  • More informal operating structure, which allows decisions to be made without board of directors approval
  • The shareholders operate the business
  • The shareholders agreement describes how decisions are made and puts restrictions on the sale of stock.

    Benefits and Drawbacks of the Closely Held Corporation

    The major benefit of the close corporation is the less formal operation, saving time and paperwork. The major drawback of the close corporation is the limitation on number of shareholders (set by federal and state law) and the restriction against selling shares to the public.

    discussion of the close corporation (closely held corporation) from the Vermont Corporations Division website:

    A Close corporation makes sense when the shareholders are also the people who serve as the corporation's board of directors and corporate officers. In a Close corporation, all management decisions are made by the shareholders ... because they are typically the people who are in charge of running the business.
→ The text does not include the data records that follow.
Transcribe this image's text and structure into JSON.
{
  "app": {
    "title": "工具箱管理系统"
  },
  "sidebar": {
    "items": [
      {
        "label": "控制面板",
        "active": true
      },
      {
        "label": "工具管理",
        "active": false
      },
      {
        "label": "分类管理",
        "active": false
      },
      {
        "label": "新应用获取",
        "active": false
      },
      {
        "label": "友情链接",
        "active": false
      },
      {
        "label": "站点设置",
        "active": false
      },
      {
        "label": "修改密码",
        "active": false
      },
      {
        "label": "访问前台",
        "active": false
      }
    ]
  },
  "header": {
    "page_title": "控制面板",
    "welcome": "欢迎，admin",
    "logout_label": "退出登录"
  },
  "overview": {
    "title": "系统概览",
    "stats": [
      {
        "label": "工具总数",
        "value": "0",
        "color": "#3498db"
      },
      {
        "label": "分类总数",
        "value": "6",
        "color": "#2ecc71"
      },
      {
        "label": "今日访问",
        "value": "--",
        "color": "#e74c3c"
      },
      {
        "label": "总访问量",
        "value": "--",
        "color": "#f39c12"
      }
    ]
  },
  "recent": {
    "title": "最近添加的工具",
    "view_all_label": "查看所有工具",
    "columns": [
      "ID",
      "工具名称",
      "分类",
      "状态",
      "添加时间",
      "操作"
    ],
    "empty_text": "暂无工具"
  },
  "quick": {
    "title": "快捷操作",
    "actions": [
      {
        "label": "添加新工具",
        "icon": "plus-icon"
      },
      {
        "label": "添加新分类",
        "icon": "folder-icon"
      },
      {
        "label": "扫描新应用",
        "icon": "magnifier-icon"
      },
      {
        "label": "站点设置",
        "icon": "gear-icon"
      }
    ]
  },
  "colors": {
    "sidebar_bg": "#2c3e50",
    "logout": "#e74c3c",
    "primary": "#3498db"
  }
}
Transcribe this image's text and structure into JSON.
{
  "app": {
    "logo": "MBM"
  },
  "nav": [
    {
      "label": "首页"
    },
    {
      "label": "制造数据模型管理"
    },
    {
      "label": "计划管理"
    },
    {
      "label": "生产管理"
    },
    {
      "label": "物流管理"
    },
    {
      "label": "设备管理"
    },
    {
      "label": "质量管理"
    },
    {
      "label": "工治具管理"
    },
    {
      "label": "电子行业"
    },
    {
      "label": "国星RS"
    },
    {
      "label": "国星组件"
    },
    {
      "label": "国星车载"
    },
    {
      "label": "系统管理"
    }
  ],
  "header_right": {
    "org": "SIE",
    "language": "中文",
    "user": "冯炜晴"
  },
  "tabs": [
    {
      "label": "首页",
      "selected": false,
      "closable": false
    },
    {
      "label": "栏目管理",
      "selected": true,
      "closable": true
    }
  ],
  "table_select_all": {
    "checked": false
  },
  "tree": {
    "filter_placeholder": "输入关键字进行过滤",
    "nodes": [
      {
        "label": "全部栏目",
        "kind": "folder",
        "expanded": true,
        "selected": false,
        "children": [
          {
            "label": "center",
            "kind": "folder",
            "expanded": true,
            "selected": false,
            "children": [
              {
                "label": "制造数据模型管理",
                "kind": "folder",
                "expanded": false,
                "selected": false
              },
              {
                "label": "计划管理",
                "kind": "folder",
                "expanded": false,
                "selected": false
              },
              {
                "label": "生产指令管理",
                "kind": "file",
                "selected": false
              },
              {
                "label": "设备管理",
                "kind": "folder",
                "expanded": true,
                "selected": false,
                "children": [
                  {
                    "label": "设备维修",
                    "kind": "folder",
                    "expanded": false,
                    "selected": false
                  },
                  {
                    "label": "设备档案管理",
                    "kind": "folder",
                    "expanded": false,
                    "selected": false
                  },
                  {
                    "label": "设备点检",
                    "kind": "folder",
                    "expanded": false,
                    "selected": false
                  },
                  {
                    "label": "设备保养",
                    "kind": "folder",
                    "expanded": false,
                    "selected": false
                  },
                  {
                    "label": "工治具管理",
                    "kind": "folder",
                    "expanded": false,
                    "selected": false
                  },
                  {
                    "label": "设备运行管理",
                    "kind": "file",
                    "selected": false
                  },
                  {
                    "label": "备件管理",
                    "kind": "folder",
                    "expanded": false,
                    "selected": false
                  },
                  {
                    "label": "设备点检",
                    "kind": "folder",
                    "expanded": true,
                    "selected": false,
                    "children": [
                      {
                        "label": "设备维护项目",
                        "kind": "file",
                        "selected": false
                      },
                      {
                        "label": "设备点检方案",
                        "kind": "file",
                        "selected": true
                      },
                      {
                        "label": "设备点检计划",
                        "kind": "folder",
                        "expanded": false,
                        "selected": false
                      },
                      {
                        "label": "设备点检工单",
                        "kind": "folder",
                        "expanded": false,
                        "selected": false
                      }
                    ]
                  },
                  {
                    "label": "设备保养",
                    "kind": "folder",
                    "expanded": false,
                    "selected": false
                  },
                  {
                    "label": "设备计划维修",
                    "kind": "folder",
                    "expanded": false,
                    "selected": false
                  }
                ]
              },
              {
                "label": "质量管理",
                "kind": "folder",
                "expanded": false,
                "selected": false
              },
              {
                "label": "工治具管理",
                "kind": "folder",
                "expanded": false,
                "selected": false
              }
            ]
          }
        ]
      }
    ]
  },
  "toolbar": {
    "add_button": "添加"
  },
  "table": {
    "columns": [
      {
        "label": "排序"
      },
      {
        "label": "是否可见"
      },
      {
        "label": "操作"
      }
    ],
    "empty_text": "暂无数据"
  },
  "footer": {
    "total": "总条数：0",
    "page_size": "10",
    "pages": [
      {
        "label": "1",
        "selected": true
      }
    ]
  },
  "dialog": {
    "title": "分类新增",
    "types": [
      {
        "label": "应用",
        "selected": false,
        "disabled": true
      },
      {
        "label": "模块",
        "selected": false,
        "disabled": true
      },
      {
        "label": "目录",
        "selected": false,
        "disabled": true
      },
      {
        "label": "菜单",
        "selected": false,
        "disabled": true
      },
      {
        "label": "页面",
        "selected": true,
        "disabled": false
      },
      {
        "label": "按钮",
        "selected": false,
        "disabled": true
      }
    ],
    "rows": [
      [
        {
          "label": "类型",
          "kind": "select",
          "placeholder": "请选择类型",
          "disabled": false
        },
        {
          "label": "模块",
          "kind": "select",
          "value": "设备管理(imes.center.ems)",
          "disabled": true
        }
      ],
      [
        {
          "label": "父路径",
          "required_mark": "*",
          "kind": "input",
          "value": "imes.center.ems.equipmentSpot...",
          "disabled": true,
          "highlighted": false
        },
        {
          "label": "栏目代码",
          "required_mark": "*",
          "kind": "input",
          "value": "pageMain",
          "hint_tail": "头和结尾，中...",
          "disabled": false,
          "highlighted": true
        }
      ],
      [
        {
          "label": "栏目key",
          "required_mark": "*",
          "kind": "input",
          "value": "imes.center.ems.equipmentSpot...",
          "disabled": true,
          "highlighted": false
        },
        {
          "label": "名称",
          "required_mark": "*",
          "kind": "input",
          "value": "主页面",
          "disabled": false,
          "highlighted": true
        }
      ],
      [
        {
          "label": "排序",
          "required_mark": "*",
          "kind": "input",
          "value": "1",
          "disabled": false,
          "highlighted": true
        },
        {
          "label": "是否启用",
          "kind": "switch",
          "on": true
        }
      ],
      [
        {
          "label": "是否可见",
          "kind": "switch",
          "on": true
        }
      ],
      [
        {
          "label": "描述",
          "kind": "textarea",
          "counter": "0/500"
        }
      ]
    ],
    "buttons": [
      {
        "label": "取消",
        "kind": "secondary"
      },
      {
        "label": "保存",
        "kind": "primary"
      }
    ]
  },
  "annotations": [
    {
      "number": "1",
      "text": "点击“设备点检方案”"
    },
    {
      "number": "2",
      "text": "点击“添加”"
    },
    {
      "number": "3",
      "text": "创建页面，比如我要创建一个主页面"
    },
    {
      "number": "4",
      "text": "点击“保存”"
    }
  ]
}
While the Close corporation offers many advantages, it may not be appropriate for all start-up businesses, especially if the goal is to immediately build a business where shares of stock will be offered to the public. In that case, the standard "General" corporation may be the right choice.

    Closely Held Corporations and Taxes

    Closely held corporations have different, and more complex, tax rules for their owners. For example, passive activity rules apply to taxes on  owners of closely held corporations.

    Check with your professional tax advisor before making any decisions about taxes or setting up a closely held corporation. 

    For more information about federal income taxes and closely held corporations, see IRS Publication 542: Corporations.